▶ [WHAT YOU SHOULD DO] Search the material and gather each line with "Source" in it.

▶ [PROVIDED MATERIAL]
****************************************
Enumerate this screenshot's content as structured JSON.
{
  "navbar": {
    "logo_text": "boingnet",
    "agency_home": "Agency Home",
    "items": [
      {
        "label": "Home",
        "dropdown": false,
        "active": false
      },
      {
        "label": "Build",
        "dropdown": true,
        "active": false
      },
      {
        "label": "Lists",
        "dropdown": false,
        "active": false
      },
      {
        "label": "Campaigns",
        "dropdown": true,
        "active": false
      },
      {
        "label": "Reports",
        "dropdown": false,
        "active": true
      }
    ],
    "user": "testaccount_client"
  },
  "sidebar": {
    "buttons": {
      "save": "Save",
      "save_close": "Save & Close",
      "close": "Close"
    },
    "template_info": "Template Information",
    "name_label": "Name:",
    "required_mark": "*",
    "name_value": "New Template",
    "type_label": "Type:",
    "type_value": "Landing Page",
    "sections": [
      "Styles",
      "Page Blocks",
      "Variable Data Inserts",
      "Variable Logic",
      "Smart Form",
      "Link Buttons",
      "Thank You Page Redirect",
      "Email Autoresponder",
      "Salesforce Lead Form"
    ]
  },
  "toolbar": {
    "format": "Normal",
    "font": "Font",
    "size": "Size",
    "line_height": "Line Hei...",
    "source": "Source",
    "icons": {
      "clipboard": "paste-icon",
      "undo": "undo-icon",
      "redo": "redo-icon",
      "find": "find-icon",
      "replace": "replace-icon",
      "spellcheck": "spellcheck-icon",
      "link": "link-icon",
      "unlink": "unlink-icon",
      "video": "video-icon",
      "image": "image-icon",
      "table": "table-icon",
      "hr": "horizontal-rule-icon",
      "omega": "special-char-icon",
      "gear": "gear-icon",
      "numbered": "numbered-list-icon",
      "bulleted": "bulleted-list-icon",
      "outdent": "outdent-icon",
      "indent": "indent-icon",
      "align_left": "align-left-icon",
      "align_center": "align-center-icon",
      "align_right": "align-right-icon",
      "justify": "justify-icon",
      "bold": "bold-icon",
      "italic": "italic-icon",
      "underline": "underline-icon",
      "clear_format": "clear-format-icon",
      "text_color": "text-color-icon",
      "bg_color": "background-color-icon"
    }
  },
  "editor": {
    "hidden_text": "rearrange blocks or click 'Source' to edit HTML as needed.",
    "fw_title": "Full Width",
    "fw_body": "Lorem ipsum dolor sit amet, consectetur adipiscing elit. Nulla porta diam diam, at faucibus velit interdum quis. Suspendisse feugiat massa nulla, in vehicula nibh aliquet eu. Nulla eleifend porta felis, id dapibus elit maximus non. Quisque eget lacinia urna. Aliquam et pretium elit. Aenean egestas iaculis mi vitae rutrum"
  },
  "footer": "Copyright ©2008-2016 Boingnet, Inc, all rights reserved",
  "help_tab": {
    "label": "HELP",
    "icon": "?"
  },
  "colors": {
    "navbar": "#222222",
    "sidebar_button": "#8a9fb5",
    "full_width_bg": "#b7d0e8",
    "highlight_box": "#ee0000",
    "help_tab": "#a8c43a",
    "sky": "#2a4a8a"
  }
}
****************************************
▶ [SOLUTION FOR THIS TASK]
    "source": "Source",
    "hidden_text": "rearrange blocks or click 'Source' to edit HTML as needed.",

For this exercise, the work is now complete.